Task input section start

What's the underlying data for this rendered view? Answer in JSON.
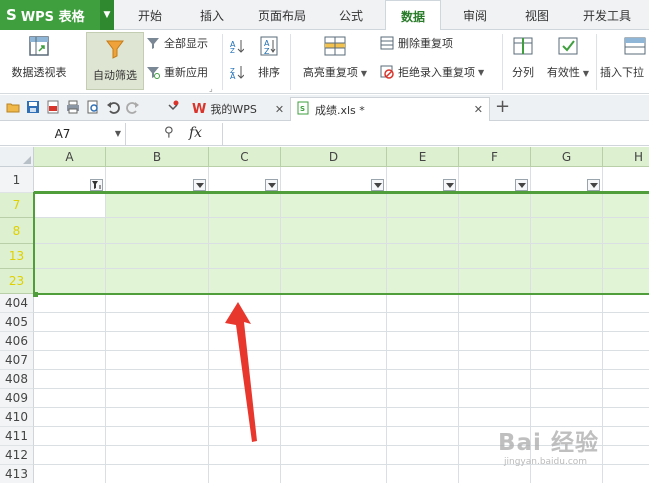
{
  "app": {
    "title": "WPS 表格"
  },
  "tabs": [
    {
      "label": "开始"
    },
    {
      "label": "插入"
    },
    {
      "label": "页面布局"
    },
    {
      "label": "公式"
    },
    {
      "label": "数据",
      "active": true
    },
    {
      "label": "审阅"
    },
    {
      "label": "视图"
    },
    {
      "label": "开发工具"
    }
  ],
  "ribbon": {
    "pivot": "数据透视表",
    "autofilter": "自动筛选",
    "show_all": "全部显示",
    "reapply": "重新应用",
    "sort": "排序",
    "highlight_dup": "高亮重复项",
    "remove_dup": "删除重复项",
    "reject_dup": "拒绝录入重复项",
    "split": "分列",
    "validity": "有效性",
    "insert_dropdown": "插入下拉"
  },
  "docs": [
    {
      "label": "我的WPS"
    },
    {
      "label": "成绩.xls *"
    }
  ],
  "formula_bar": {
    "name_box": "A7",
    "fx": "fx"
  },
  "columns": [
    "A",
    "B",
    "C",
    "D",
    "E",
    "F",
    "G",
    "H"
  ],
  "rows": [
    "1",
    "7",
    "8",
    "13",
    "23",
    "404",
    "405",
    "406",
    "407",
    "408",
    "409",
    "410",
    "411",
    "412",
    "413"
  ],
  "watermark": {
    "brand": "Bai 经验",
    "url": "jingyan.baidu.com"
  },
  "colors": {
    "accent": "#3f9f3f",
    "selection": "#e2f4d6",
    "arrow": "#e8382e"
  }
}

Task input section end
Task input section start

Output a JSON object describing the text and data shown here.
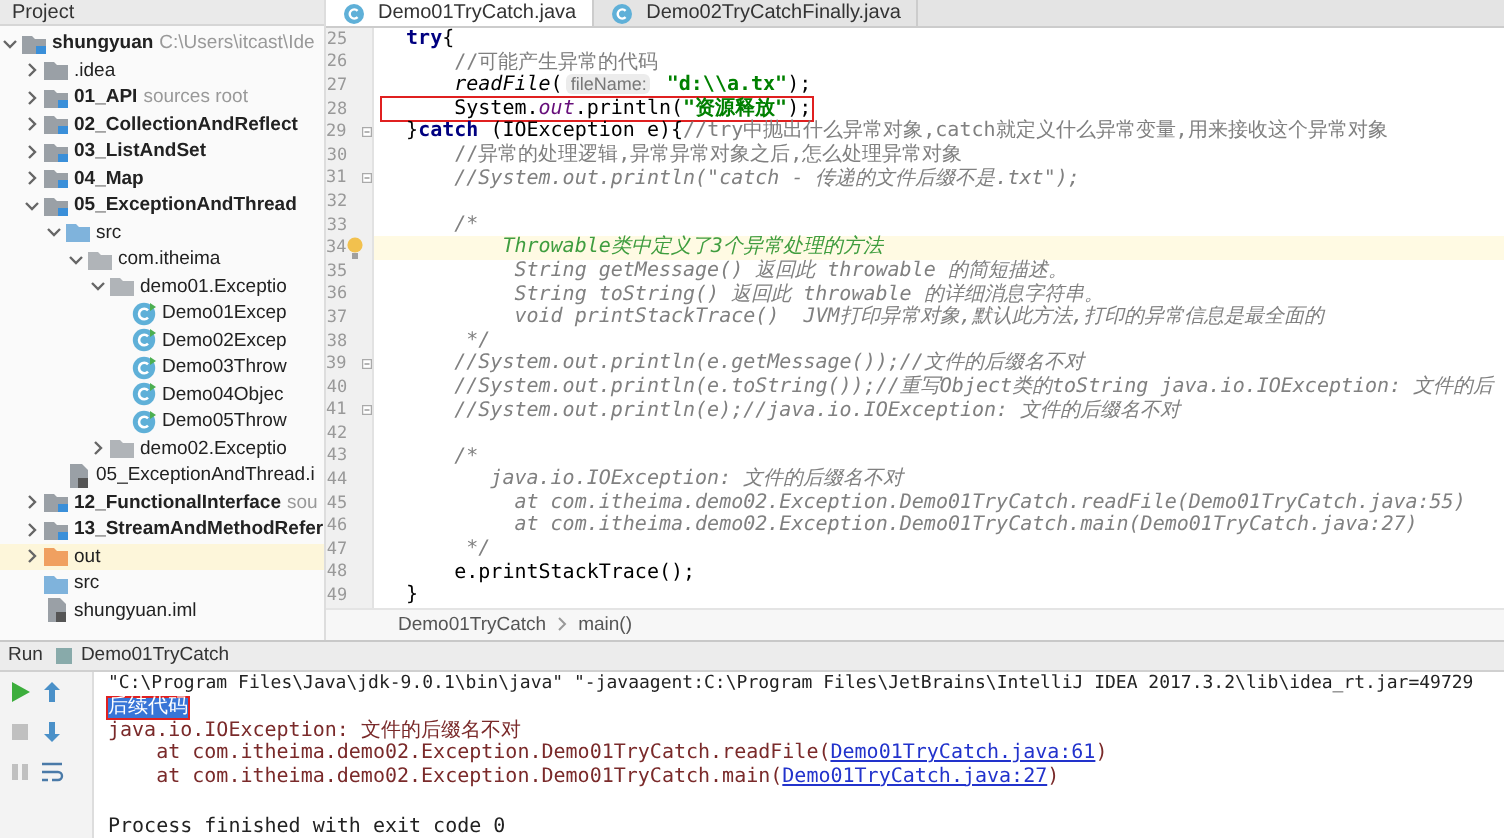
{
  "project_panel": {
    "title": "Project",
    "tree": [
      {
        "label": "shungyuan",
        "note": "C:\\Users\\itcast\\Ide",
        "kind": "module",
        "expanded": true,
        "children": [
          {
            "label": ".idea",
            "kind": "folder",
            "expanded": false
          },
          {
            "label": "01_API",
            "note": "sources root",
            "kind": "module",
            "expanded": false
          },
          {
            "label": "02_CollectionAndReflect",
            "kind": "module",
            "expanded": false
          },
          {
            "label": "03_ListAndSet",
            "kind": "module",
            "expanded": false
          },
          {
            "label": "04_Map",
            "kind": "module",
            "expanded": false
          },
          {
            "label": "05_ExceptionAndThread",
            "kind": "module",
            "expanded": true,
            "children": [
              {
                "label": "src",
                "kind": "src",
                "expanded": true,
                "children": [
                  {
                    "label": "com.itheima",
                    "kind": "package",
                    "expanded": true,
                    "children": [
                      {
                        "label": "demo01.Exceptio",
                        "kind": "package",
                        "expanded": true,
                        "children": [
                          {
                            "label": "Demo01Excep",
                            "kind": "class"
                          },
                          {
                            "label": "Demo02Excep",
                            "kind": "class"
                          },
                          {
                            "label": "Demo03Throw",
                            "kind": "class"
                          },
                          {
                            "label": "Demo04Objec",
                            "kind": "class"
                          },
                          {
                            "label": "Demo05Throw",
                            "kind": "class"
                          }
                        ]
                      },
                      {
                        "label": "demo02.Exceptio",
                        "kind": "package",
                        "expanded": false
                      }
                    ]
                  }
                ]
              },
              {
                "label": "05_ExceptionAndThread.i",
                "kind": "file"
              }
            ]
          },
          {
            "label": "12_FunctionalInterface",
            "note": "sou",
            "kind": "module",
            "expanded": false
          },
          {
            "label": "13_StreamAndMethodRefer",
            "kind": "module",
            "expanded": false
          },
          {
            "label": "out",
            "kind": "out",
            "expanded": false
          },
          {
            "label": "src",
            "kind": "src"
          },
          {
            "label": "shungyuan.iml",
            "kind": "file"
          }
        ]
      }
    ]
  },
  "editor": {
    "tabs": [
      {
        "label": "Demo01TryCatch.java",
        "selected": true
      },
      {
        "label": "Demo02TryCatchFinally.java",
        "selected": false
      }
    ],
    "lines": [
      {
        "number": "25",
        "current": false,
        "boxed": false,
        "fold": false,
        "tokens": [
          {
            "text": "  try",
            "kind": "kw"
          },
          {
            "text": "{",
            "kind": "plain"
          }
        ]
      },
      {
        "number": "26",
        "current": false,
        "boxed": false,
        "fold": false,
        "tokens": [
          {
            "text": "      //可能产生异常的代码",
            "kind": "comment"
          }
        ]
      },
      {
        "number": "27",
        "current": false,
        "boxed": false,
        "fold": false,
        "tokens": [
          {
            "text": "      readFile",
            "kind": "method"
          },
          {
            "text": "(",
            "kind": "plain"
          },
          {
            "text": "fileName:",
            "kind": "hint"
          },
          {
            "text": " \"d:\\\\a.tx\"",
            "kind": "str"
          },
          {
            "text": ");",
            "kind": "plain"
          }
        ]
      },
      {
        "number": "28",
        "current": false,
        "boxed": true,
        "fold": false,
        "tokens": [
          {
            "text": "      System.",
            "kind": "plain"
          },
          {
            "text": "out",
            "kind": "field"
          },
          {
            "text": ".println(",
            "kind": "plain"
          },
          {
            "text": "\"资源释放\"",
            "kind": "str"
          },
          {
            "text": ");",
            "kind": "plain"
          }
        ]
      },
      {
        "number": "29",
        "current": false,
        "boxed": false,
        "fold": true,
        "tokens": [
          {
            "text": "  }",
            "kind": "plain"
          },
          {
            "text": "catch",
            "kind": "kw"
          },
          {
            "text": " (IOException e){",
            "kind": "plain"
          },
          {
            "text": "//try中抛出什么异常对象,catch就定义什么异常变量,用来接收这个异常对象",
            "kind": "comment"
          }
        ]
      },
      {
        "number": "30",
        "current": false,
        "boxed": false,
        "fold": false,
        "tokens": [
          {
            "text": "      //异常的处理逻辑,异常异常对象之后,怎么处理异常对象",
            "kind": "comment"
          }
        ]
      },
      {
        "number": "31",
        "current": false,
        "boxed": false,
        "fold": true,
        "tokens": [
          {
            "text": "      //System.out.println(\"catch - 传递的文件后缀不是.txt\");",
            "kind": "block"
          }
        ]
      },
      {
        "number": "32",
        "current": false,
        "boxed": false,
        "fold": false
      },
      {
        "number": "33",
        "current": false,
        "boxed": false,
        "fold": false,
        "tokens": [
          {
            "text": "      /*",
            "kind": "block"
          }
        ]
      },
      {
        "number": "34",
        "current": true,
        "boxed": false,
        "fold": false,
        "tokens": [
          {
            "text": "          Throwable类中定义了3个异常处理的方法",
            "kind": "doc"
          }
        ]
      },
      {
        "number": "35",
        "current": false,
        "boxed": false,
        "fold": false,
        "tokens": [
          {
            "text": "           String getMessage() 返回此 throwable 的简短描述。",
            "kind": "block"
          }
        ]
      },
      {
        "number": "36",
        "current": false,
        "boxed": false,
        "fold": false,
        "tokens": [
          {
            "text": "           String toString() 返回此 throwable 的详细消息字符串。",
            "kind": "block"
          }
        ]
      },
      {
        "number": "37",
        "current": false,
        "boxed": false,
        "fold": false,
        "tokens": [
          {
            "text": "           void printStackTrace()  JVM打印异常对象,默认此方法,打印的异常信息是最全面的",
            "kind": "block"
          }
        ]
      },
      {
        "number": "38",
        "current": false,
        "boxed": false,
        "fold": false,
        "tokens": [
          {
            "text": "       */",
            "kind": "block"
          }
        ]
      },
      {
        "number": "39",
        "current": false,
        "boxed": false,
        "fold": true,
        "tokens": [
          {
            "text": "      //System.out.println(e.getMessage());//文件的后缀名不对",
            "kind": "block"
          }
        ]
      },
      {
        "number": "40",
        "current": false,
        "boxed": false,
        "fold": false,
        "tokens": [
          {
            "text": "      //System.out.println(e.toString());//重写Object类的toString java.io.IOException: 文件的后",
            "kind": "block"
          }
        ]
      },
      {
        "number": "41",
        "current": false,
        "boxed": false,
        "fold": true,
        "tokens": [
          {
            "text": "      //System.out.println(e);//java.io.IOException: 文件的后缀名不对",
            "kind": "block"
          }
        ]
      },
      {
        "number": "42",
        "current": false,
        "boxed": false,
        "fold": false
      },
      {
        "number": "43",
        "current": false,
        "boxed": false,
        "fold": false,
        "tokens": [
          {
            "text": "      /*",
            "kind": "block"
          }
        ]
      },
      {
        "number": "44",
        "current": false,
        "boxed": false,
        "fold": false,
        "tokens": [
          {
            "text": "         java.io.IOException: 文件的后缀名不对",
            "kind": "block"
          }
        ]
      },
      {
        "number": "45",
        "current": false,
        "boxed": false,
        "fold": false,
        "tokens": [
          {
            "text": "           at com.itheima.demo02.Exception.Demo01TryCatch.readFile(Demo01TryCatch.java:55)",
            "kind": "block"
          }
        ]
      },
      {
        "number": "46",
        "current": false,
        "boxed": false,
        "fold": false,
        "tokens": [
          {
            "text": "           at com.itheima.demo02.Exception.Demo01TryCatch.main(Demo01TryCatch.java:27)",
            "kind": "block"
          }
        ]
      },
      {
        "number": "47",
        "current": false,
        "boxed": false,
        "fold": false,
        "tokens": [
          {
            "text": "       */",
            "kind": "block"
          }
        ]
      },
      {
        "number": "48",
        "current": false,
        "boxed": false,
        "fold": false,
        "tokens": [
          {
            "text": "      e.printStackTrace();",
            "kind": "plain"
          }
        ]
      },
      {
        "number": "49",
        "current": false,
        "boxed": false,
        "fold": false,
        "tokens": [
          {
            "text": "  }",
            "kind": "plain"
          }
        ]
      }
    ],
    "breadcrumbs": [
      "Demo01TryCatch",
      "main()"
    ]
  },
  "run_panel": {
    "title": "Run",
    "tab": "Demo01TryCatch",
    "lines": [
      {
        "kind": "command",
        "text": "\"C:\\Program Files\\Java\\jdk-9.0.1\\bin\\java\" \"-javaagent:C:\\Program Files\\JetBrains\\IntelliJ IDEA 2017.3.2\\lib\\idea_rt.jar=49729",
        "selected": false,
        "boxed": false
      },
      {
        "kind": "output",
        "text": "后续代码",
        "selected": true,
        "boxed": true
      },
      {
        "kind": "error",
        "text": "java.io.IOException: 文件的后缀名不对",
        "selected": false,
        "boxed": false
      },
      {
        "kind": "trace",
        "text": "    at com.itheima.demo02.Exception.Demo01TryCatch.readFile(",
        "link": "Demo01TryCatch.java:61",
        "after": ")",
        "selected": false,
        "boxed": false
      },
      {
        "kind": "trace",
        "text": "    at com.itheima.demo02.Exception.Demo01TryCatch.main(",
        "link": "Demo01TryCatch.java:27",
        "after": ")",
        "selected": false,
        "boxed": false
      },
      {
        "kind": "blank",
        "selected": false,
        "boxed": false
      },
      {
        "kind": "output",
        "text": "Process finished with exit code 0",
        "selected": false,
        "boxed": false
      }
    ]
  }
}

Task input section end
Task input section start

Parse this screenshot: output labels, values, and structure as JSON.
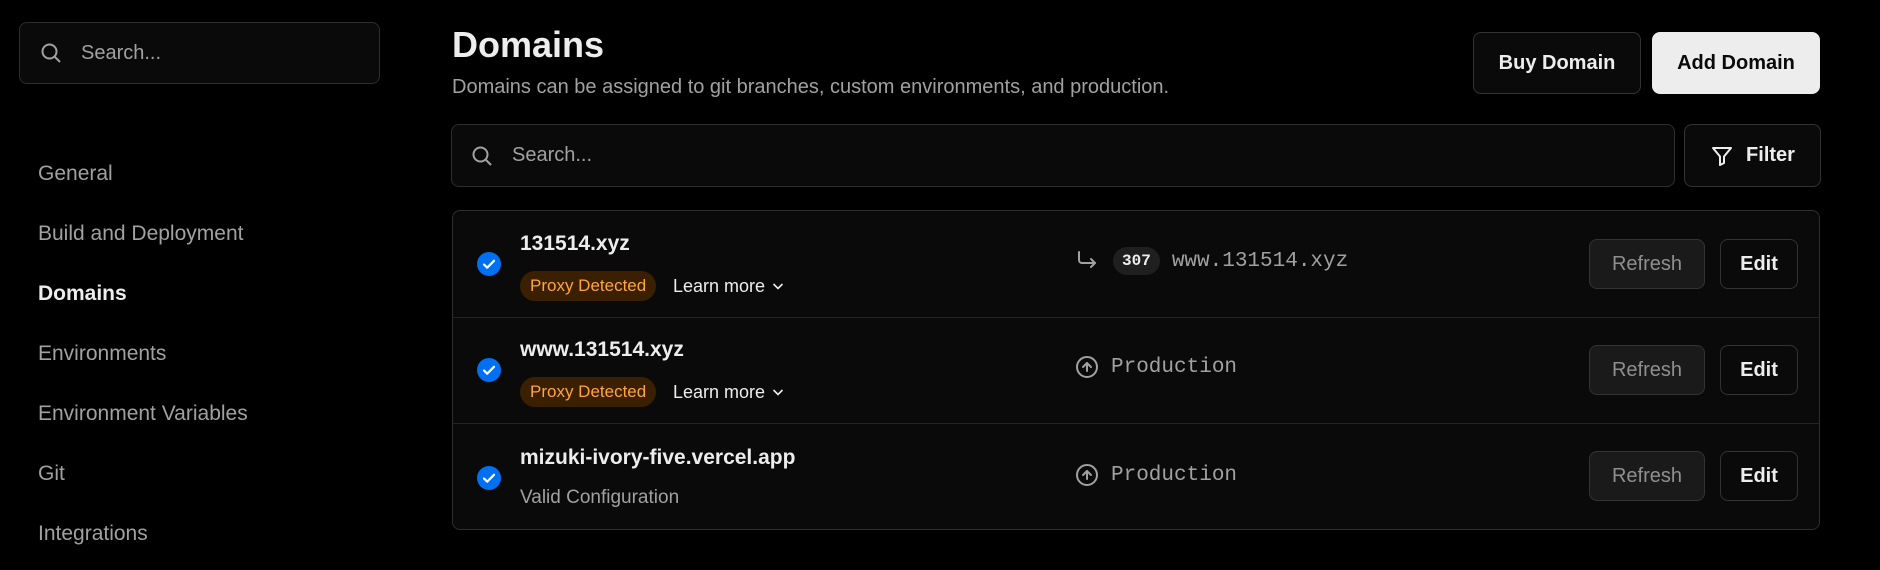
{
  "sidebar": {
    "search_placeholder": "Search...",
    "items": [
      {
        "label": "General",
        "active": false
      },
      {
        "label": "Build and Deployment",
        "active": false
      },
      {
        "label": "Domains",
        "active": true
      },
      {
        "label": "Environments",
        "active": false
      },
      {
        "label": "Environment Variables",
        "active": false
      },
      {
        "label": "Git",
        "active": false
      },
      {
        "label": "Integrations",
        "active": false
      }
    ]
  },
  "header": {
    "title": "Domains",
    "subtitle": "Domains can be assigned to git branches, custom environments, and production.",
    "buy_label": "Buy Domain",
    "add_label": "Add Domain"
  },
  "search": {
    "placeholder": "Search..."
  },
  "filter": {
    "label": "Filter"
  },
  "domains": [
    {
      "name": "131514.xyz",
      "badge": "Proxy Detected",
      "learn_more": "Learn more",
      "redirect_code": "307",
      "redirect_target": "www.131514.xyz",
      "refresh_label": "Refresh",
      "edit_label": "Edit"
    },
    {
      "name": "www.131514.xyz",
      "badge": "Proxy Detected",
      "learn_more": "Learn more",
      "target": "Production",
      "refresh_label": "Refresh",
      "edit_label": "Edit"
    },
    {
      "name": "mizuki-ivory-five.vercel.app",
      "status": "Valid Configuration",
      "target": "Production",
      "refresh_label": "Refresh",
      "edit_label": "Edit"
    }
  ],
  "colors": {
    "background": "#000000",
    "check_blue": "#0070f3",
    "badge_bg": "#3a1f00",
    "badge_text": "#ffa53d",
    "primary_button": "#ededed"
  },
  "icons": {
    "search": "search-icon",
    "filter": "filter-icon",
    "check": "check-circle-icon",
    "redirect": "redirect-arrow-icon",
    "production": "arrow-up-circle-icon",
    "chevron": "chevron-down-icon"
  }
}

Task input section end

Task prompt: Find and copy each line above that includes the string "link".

Reply to the exercise:
        "link": "Demo01TryCatch.java:61",
        "link": "Demo01TryCatch.java:27",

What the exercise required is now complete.